1. Nothing in this Guidance should be construed to impair the authority of an Inspector General under the Inspector General Act of 1978 or any other law. However, because the recovery audit program required by this Guidance is an integral part of the agency’s internal control over contract payments, and therefore a management function, independence considerations would normally preclude the Inspector General and other agency external auditors from carrying out management’s recovery audit program.
2. Agencies’ Inspectors General and other external agency auditors are encouraged to assess the effectiveness of agencies’ recovery audit programs as part of their internal control work on existing audits (e.g., the annual financial statement audit, or as a separate audit).
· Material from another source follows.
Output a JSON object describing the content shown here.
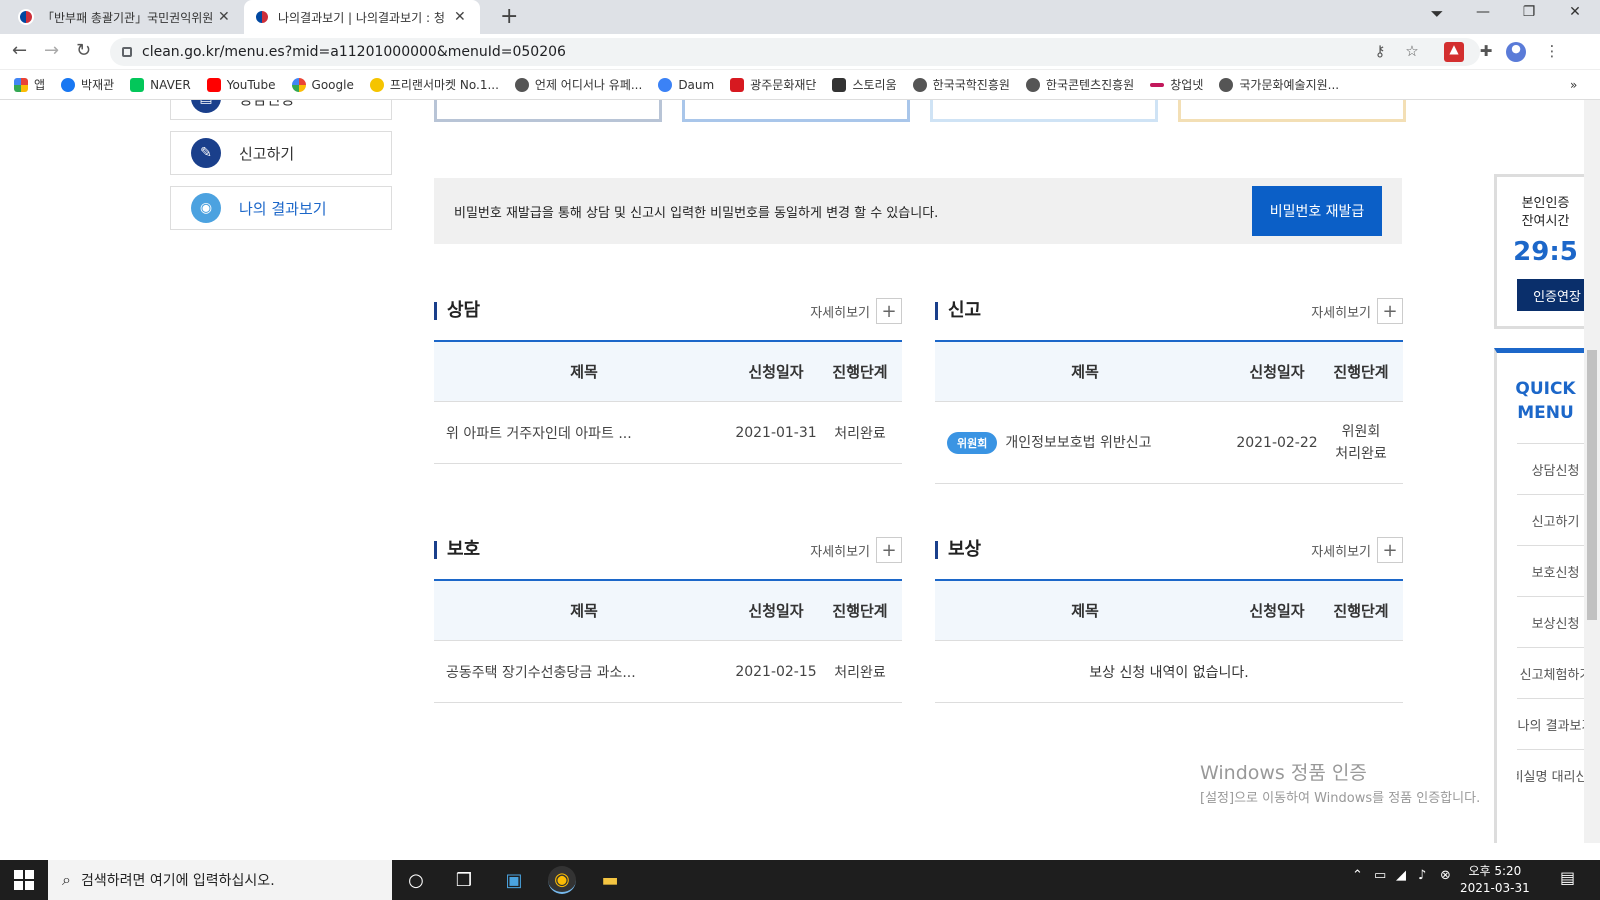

Perhaps the IGs wouldn’t have the resources to perform this function, but the language appears to be too constricting. “Independence considerations” can be a problem when the fox is guarding the henhouse as the temptation exists for program managers to massage ugly data. The IGs and the Government Accountability Office should be more involved.
When I was a budget official at the state of Indiana, I noticed that the internal audit controls in state agencies were compromised by a lack of independence. Certain agency heads weren’t fond of having problems brought to their attention, let alone the attention of our office or the public.
An example of this recently occurred in Pennsylvania where the state Department of Welfare reported an improper payment rate for state’s Medicaid program of 4 percent. However, when Pennsylvania’s auditor general’s office audited the program, it found an improper payment rate that was more than three times higher.
The issue of the quality of state oversight leads to another problem: federal programs that are managed by state and local government. The guidelines simply state:
Agencies that have Federally-funded, State-administered programs, especially any that are deemed high-priority, should work at the Federal, State, and local levels to reduce improper payments and to implement the requirements of the Executive Order.
Having researched many federal programs that are administered by the states, a common theme is that state oversight is inconsistent and usually lacking. Some states independently audit their programs to varying degrees, while others rely solely on internal controls, as in the case of Indiana. Moreover, federal oversight of state management appears to be more focused on bureaucratic compliance than conducting any serious reviews.
See this essay for more on fraud and abuse in government programs.